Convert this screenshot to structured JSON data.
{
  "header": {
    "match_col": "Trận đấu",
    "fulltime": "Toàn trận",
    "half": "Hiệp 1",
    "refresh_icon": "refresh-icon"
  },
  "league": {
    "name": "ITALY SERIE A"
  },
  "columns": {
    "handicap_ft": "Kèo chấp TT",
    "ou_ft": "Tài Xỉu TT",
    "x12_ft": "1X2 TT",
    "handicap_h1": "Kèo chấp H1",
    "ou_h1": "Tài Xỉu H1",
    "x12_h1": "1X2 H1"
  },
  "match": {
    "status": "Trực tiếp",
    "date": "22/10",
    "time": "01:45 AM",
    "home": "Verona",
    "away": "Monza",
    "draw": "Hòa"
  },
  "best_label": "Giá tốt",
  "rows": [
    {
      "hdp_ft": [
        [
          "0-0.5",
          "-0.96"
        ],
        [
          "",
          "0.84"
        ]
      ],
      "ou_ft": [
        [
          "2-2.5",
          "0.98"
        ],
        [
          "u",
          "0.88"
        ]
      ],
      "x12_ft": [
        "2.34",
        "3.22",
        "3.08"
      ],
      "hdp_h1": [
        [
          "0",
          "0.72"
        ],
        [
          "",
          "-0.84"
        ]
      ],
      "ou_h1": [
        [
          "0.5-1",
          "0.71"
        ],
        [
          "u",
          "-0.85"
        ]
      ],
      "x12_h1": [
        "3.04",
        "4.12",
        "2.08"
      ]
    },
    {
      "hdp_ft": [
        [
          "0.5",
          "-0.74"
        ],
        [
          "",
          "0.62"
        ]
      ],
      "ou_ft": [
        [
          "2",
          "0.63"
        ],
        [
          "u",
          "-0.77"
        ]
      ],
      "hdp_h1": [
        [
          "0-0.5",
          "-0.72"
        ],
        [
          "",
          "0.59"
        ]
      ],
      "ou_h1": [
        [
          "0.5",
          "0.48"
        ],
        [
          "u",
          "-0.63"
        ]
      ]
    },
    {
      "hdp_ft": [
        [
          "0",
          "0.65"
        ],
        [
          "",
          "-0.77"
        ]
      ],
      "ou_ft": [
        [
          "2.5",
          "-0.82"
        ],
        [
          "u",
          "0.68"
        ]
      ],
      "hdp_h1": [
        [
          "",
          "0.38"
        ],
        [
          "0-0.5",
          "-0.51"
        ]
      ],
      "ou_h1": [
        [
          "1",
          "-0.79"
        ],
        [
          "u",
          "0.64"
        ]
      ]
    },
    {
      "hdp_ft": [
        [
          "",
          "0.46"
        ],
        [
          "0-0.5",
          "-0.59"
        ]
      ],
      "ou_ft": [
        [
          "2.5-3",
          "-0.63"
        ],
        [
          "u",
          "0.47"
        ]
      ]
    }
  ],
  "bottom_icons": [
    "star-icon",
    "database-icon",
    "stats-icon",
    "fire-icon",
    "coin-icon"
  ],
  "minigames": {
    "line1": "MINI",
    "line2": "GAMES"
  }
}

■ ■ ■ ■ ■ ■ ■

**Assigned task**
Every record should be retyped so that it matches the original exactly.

**Answer section**
Convert this screenshot to structured JSON data.
{
  "header": {
    "match_col": "Trận đấu",
    "fulltime": "Toàn trận",
    "half": "Hiệp 1",
    "refresh_icon": "refresh-icon"
  },
  "league": {
    "name": "ITALY SERIE A"
  },
  "columns": {
    "handicap_ft": "Kèo chấp TT",
    "ou_ft": "Tài Xỉu TT",
    "x12_ft": "1X2 TT",
    "handicap_h1": "Kèo chấp H1",
    "ou_h1": "Tài Xỉu H1",
    "x12_h1": "1X2 H1"
  },
  "match": {
    "status": "Trực tiếp",
    "date": "22/10",
    "time": "01:45 AM",
    "home": "Verona",
    "away": "Monza",
    "draw": "Hòa"
  },
  "best_label": "Giá tốt",
  "rows": [
    {
      "hdp_ft": [
        [
          "0-0.5",
          "-0.96"
        ],
        [
          "",
          "0.84"
        ]
      ],
      "ou_ft": [
        [
          "2-2.5",
          "0.98"
        ],
        [
          "u",
          "0.88"
        ]
      ],
      "x12_ft": [
        "2.34",
        "3.22",
        "3.08"
      ],
      "hdp_h1": [
        [
          "0",
          "0.72"
        ],
        [
          "",
          "-0.84"
        ]
      ],
      "ou_h1": [
        [
          "0.5-1",
          "0.71"
        ],
        [
          "u",
          "-0.85"
        ]
      ],
      "x12_h1": [
        "3.04",
        "4.12",
        "2.08"
      ]
    },
    {
      "hdp_ft": [
        [
          "0.5",
          "-0.74"
        ],
        [
          "",
          "0.62"
        ]
      ],
      "ou_ft": [
        [
          "2",
          "0.63"
        ],
        [
          "u",
          "-0.77"
        ]
      ],
      "hdp_h1": [
        [
          "0-0.5",
          "-0.72"
        ],
        [
          "",
          "0.59"
        ]
      ],
      "ou_h1": [
        [
          "0.5",
          "0.48"
        ],
        [
          "u",
          "-0.63"
        ]
      ]
    },
    {
      "hdp_ft": [
        [
          "0",
          "0.65"
        ],
        [
          "",
          "-0.77"
        ]
      ],
      "ou_ft": [
        [
          "2.5",
          "-0.82"
        ],
        [
          "u",
          "0.68"
        ]
      ],
      "hdp_h1": [
        [
          "",
          "0.38"
        ],
        [
          "0-0.5",
          "-0.51"
        ]
      ],
      "ou_h1": [
        [
          "1",
          "-0.79"
        ],
        [
          "u",
          "0.64"
        ]
      ]
    },
    {
      "hdp_ft": [
        [
          "",
          "0.46"
        ],
        [
          "0-0.5",
          "-0.59"
        ]
      ],
      "ou_ft": [
        [
          "2.5-3",
          "-0.63"
        ],
        [
          "u",
          "0.47"
        ]
      ]
    }
  ],
  "bottom_icons": [
    "star-icon",
    "database-icon",
    "stats-icon",
    "fire-icon",
    "coin-icon"
  ],
  "minigames": {
    "line1": "MINI",
    "line2": "GAMES"
  }
}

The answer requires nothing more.